== Exercise material

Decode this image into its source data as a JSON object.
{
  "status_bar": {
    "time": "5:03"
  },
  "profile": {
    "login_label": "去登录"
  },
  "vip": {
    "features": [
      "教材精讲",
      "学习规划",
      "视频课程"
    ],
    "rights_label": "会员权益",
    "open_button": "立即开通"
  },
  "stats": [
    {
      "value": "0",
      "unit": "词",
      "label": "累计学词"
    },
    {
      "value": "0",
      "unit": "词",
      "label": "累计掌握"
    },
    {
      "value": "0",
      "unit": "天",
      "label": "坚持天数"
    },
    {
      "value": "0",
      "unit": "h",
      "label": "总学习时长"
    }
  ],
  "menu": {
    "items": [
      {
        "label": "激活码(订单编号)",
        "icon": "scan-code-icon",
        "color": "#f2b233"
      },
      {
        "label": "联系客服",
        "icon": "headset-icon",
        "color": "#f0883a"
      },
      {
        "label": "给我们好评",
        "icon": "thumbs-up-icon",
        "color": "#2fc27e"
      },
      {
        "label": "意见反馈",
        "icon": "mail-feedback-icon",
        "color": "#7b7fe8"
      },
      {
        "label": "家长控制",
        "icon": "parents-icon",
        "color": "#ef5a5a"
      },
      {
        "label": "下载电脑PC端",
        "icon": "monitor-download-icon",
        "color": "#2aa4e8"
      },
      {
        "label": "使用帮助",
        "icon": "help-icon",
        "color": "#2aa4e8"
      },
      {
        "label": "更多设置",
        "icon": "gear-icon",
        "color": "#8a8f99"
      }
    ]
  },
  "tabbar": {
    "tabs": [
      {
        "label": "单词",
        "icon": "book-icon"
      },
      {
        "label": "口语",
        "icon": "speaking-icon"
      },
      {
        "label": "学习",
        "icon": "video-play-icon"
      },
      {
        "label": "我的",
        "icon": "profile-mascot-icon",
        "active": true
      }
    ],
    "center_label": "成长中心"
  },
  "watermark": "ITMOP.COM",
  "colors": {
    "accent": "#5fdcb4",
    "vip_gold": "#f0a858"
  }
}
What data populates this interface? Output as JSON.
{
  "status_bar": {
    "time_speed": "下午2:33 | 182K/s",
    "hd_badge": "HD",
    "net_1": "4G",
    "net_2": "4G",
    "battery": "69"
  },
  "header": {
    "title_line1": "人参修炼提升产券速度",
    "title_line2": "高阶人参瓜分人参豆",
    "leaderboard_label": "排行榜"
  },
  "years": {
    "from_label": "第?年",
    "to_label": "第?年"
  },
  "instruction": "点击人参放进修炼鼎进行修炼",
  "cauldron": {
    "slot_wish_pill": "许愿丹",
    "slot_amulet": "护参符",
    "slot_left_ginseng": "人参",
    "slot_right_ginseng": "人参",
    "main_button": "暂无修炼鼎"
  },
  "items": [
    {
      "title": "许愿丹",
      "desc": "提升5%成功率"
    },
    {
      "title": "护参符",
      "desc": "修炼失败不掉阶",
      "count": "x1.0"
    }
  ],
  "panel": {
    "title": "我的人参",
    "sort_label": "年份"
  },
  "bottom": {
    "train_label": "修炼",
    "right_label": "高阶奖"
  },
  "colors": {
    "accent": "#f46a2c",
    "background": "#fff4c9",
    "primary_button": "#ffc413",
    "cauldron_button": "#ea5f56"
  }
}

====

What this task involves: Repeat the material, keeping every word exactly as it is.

Your solution:
Decode this image into its source data as a JSON object.
{
  "status_bar": {
    "time": "5:03"
  },
  "profile": {
    "login_label": "去登录"
  },
  "vip": {
    "features": [
      "教材精讲",
      "学习规划",
      "视频课程"
    ],
    "rights_label": "会员权益",
    "open_button": "立即开通"
  },
  "stats": [
    {
      "value": "0",
      "unit": "词",
      "label": "累计学词"
    },
    {
      "value": "0",
      "unit": "词",
      "label": "累计掌握"
    },
    {
      "value": "0",
      "unit": "天",
      "label": "坚持天数"
    },
    {
      "value": "0",
      "unit": "h",
      "label": "总学习时长"
    }
  ],
  "menu": {
    "items": [
      {
        "label": "激活码(订单编号)",
        "icon": "scan-code-icon",
        "color": "#f2b233"
      },
      {
        "label": "联系客服",
        "icon": "headset-icon",
        "color": "#f0883a"
      },
      {
        "label": "给我们好评",
        "icon": "thumbs-up-icon",
        "color": "#2fc27e"
      },
      {
        "label": "意见反馈",
        "icon": "mail-feedback-icon",
        "color": "#7b7fe8"
      },
      {
        "label": "家长控制",
        "icon": "parents-icon",
        "color": "#ef5a5a"
      },
      {
        "label": "下载电脑PC端",
        "icon": "monitor-download-icon",
        "color": "#2aa4e8"
      },
      {
        "label": "使用帮助",
        "icon": "help-icon",
        "color": "#2aa4e8"
      },
      {
        "label": "更多设置",
        "icon": "gear-icon",
        "color": "#8a8f99"
      }
    ]
  },
  "tabbar": {
    "tabs": [
      {
        "label": "单词",
        "icon": "book-icon"
      },
      {
        "label": "口语",
        "icon": "speaking-icon"
      },
      {
        "label": "学习",
        "icon": "video-play-icon"
      },
      {
        "label": "我的",
        "icon": "profile-mascot-icon",
        "active": true
      }
    ],
    "center_label": "成长中心"
  },
  "watermark": "ITMOP.COM",
  "colors": {
    "accent": "#5fdcb4",
    "vip_gold": "#f0a858"
  }
}
What data populates this interface? Output as JSON.
{
  "status_bar": {
    "time_speed": "下午2:33 | 182K/s",
    "hd_badge": "HD",
    "net_1": "4G",
    "net_2": "4G",
    "battery": "69"
  },
  "header": {
    "title_line1": "人参修炼提升产券速度",
    "title_line2": "高阶人参瓜分人参豆",
    "leaderboard_label": "排行榜"
  },
  "years": {
    "from_label": "第?年",
    "to_label": "第?年"
  },
  "instruction": "点击人参放进修炼鼎进行修炼",
  "cauldron": {
    "slot_wish_pill": "许愿丹",
    "slot_amulet": "护参符",
    "slot_left_ginseng": "人参",
    "slot_right_ginseng": "人参",
    "main_button": "暂无修炼鼎"
  },
  "items": [
    {
      "title": "许愿丹",
      "desc": "提升5%成功率"
    },
    {
      "title": "护参符",
      "desc": "修炼失败不掉阶",
      "count": "x1.0"
    }
  ],
  "panel": {
    "title": "我的人参",
    "sort_label": "年份"
  },
  "bottom": {
    "train_label": "修炼",
    "right_label": "高阶奖"
  },
  "colors": {
    "accent": "#f46a2c",
    "background": "#fff4c9",
    "primary_button": "#ffc413",
    "cauldron_button": "#ea5f56"
  }
}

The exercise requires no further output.